Your answer must be the records below, repeated exactly, with every picture left out.

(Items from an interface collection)
* * *
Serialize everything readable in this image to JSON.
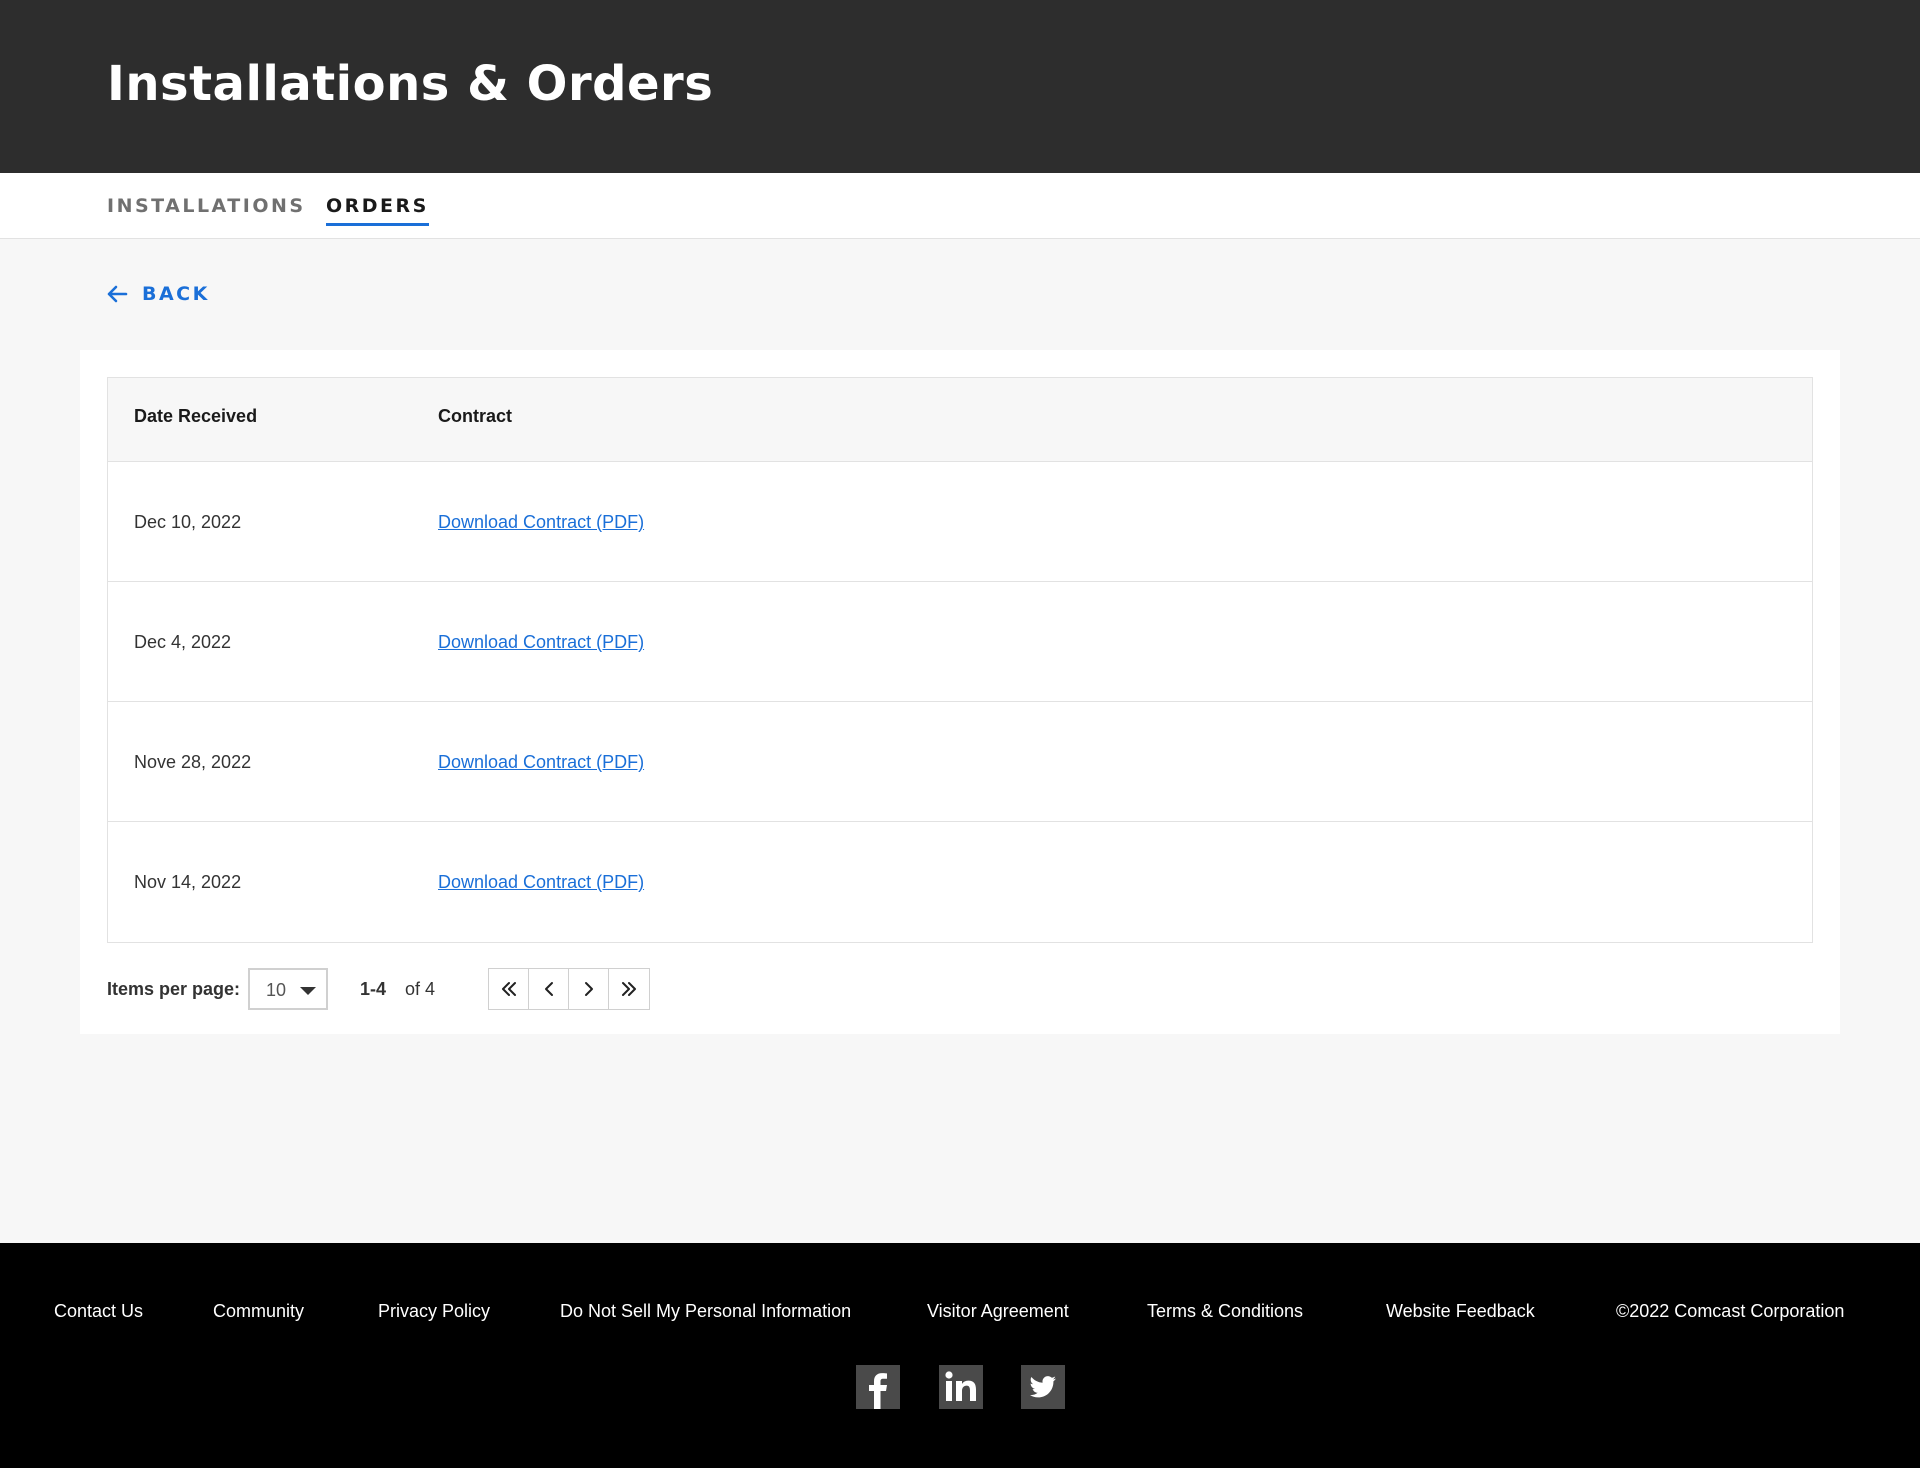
{
  "header": {
    "title": "Installations & Orders"
  },
  "tabs": [
    {
      "label": "INSTALLATIONS",
      "active": false
    },
    {
      "label": "ORDERS",
      "active": true
    }
  ],
  "back": {
    "label": "BACK"
  },
  "table": {
    "columns": [
      "Date Received",
      "Contract"
    ],
    "rows": [
      {
        "date": "Dec 10, 2022",
        "link": "Download Contract (PDF)"
      },
      {
        "date": "Dec 4, 2022",
        "link": "Download Contract (PDF)"
      },
      {
        "date": "Nove 28, 2022",
        "link": "Download Contract (PDF)"
      },
      {
        "date": "Nov 14, 2022",
        "link": "Download Contract (PDF)"
      }
    ]
  },
  "pagination": {
    "items_per_page_label": "Items per page:",
    "items_per_page_value": "10",
    "range": "1-4",
    "of_total": "of 4",
    "buttons": [
      "first-page-icon",
      "prev-page-icon",
      "next-page-icon",
      "last-page-icon"
    ]
  },
  "footer": {
    "links": [
      "Contact Us",
      "Community",
      "Privacy Policy",
      "Do Not Sell My Personal Information",
      "Visitor Agreement",
      "Terms & Conditions",
      "Website Feedback"
    ],
    "copyright": "©2022 Comcast Corporation",
    "social": [
      "facebook-icon",
      "linkedin-icon",
      "twitter-icon"
    ]
  },
  "colors": {
    "header_bg": "#2d2d2d",
    "accent_blue": "#1a6fd8",
    "page_bg": "#f7f7f7",
    "footer_bg": "#000000"
  }
}
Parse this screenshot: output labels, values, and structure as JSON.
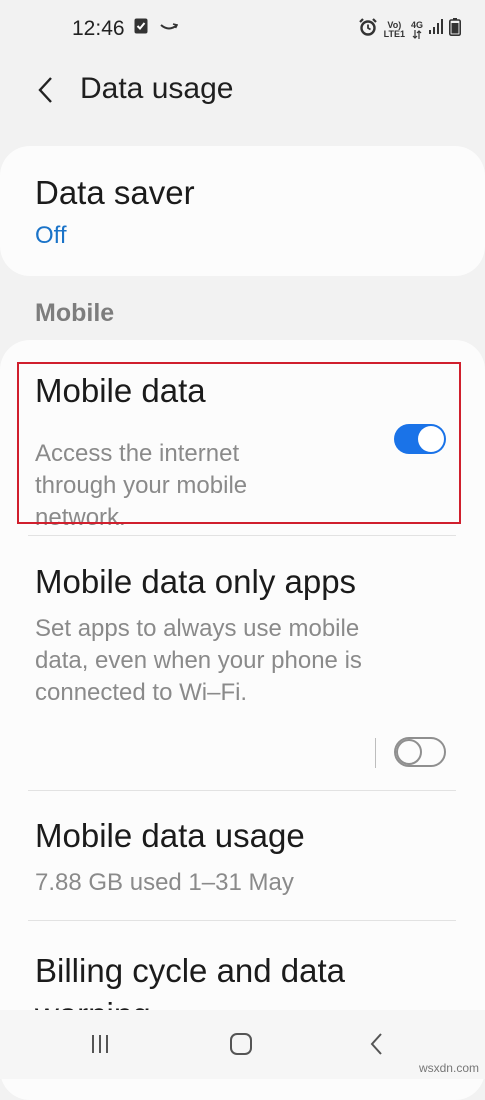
{
  "status_bar": {
    "time": "12:46",
    "left_icons": [
      "screenshot-icon",
      "amazon-icon"
    ],
    "network_label_top": "Vo)",
    "network_label_bottom": "LTE1",
    "network_type": "4G"
  },
  "header": {
    "title": "Data usage",
    "back_icon": "chevron-left-icon"
  },
  "data_saver": {
    "title": "Data saver",
    "value": "Off",
    "value_color": "#1a73c8"
  },
  "section": {
    "mobile_header": "Mobile"
  },
  "mobile_data": {
    "title": "Mobile data",
    "description": "Access the internet through your mobile network.",
    "enabled": true,
    "accent": "#1a73e8",
    "highlight_color": "#d01f2d"
  },
  "mobile_data_only_apps": {
    "title": "Mobile data only apps",
    "description": "Set apps to always use mobile data, even when your phone is connected to Wi–Fi.",
    "enabled": false
  },
  "mobile_data_usage": {
    "title": "Mobile data usage",
    "subtitle": "7.88 GB used 1–31 May"
  },
  "billing": {
    "title": "Billing cycle and data warning"
  },
  "navigation": {
    "recent_icon": "recent-apps-icon",
    "home_icon": "home-icon",
    "back_icon": "back-icon"
  },
  "watermark": "wsxdn.com"
}
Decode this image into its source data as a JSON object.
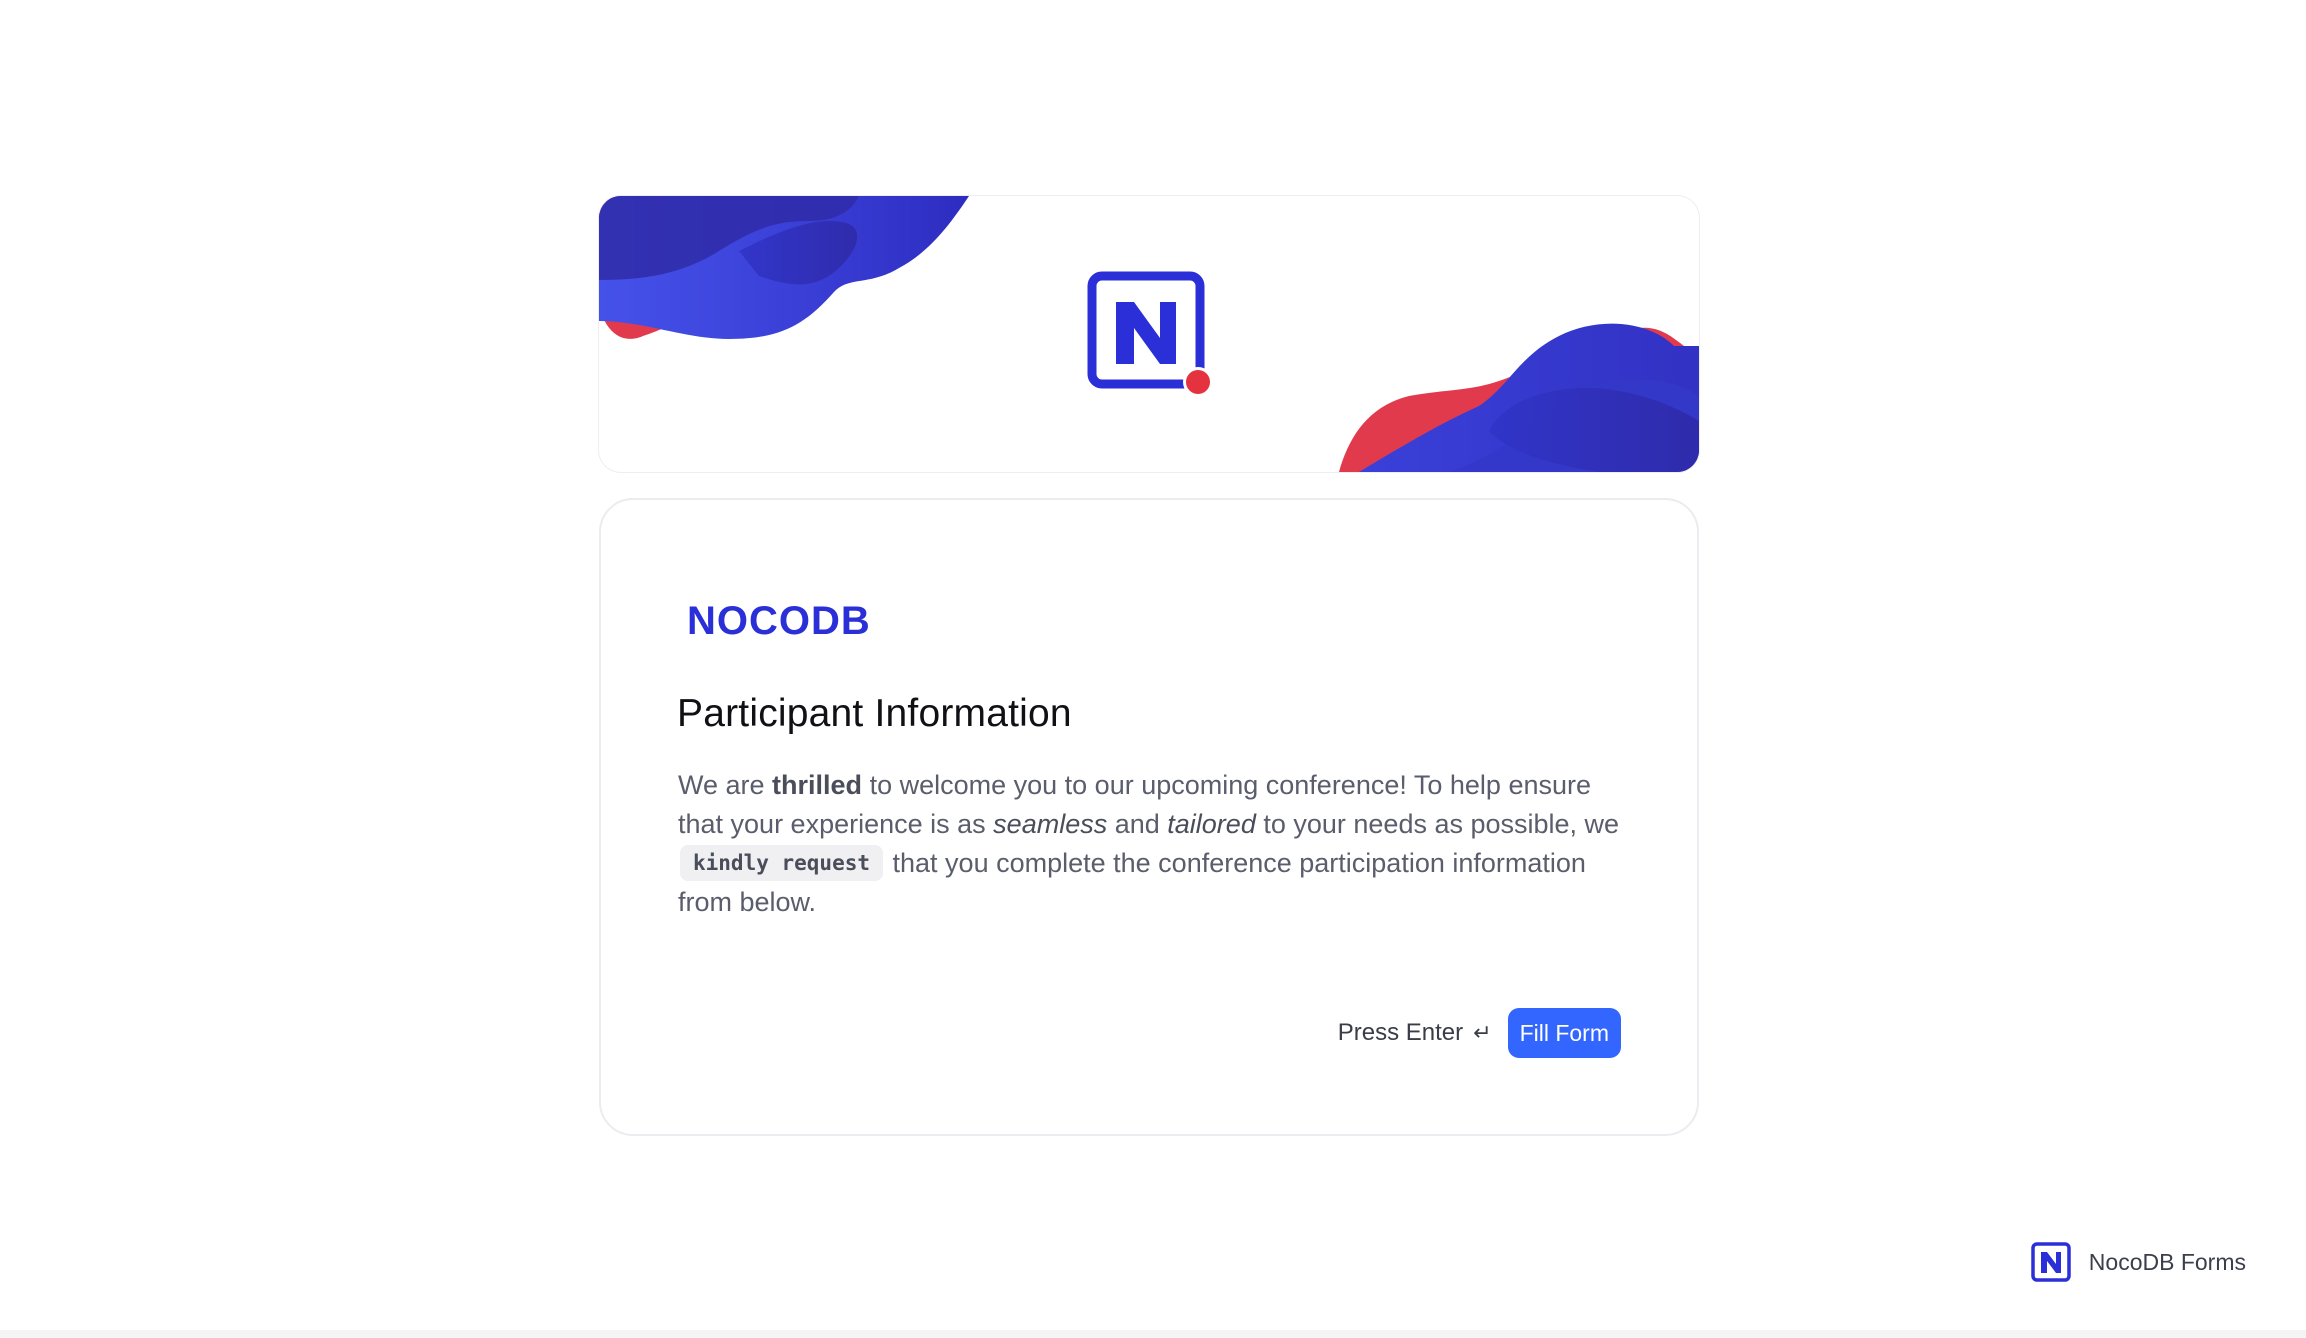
{
  "banner": {
    "logo_icon": "nocodb-icon"
  },
  "card": {
    "brand_logo_text": "NOCODB",
    "title": "Participant Information",
    "description": {
      "part1": "We are ",
      "bold": "thrilled",
      "part2": " to welcome you to our upcoming conference! To help ensure that your experience is as ",
      "italic1": "seamless",
      "part3": " and ",
      "italic2": "tailored",
      "part4": " to your needs as possible, we ",
      "code": "kindly request",
      "part5": " that you complete the conference participation information from below."
    },
    "press_enter_label": "Press Enter",
    "enter_icon": "↵",
    "fill_button_label": "Fill Form"
  },
  "footer": {
    "label": "NocoDB Forms",
    "icon": "nocodb-icon"
  },
  "colors": {
    "accent": "#3366ff",
    "brand_blue": "#2b2fd8",
    "wave_red": "#e23a4d"
  }
}
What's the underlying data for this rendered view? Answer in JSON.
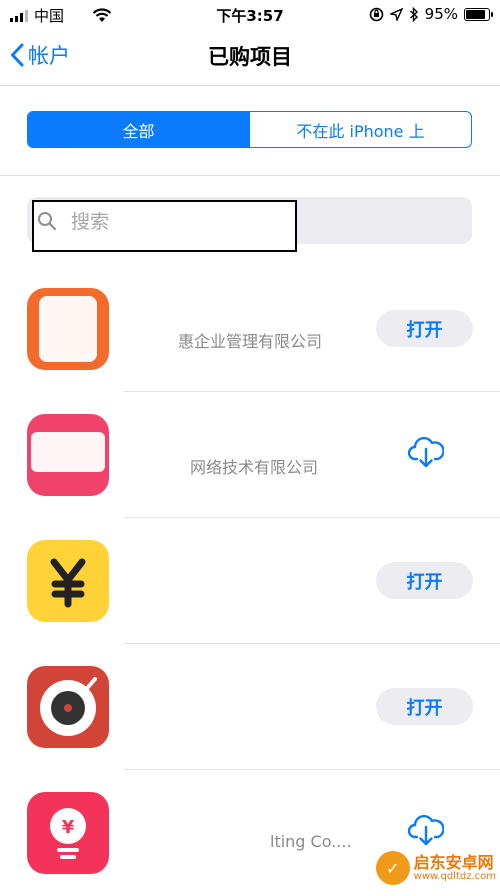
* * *
- _EXERCISE ANSWER_:
Serialize everything readable in this image to JSON.
{
  "header": {
    "title": "Installations & Orders"
  },
  "tabs": [
    {
      "label": "INSTALLATIONS",
      "active": false
    },
    {
      "label": "ORDERS",
      "active": true
    }
  ],
  "back": {
    "label": "BACK"
  },
  "table": {
    "columns": [
      "Date Received",
      "Contract"
    ],
    "rows": [
      {
        "date": "Dec 10, 2022",
        "link": "Download Contract (PDF)"
      },
      {
        "date": "Dec 4, 2022",
        "link": "Download Contract (PDF)"
      },
      {
        "date": "Nove 28, 2022",
        "link": "Download Contract (PDF)"
      },
      {
        "date": "Nov 14, 2022",
        "link": "Download Contract (PDF)"
      }
    ]
  },
  "pagination": {
    "items_per_page_label": "Items per page:",
    "items_per_page_value": "10",
    "range": "1-4",
    "of_total": "of 4",
    "buttons": [
      "first-page-icon",
      "prev-page-icon",
      "next-page-icon",
      "last-page-icon"
    ]
  },
  "footer": {
    "links": [
      "Contact Us",
      "Community",
      "Privacy Policy",
      "Do Not Sell My Personal Information",
      "Visitor Agreement",
      "Terms & Conditions",
      "Website Feedback"
    ],
    "copyright": "©2022 Comcast Corporation",
    "social": [
      "facebook-icon",
      "linkedin-icon",
      "twitter-icon"
    ]
  },
  "colors": {
    "header_bg": "#2d2d2d",
    "accent_blue": "#1a6fd8",
    "page_bg": "#f7f7f7",
    "footer_bg": "#000000"
  }
}
Parse this screenshot: output labels, values, and structure as JSON.
{
  "status_bar": {
    "time": "12:46",
    "left_icons": [
      "screenshot-icon",
      "amazon-icon"
    ],
    "network_label_top": "Vo)",
    "network_label_bottom": "LTE1",
    "network_type": "4G"
  },
  "header": {
    "title": "Data usage",
    "back_icon": "chevron-left-icon"
  },
  "data_saver": {
    "title": "Data saver",
    "value": "Off",
    "value_color": "#1a73c8"
  },
  "section": {
    "mobile_header": "Mobile"
  },
  "mobile_data": {
    "title": "Mobile data",
    "description": "Access the internet through your mobile network.",
    "enabled": true,
    "accent": "#1a73e8",
    "highlight_color": "#d01f2d"
  },
  "mobile_data_only_apps": {
    "title": "Mobile data only apps",
    "description": "Set apps to always use mobile data, even when your phone is connected to Wi–Fi.",
    "enabled": false
  },
  "mobile_data_usage": {
    "title": "Mobile data usage",
    "subtitle": "7.88 GB used 1–31 May"
  },
  "billing": {
    "title": "Billing cycle and data warning"
  },
  "navigation": {
    "recent_icon": "recent-apps-icon",
    "home_icon": "home-icon",
    "back_icon": "back-icon"
  },
  "watermark": "wsxdn.com"
}
Decode this image into its source data as a JSON object.
{
  "banner": {
    "logo_icon": "nocodb-icon"
  },
  "card": {
    "brand_logo_text": "NOCODB",
    "title": "Participant Information",
    "description": {
      "part1": "We are ",
      "bold": "thrilled",
      "part2": " to welcome you to our upcoming conference! To help ensure that your experience is as ",
      "italic1": "seamless",
      "part3": " and ",
      "italic2": "tailored",
      "part4": " to your needs as possible, we ",
      "code": "kindly request",
      "part5": " that you complete the conference participation information from below."
    },
    "press_enter_label": "Press Enter",
    "enter_icon": "↵",
    "fill_button_label": "Fill Form"
  },
  "footer": {
    "label": "NocoDB Forms",
    "icon": "nocodb-icon"
  },
  "colors": {
    "accent": "#3366ff",
    "brand_blue": "#2b2fd8",
    "wave_red": "#e23a4d"
  }
}
What's the underlying data for this rendered view? Answer in JSON.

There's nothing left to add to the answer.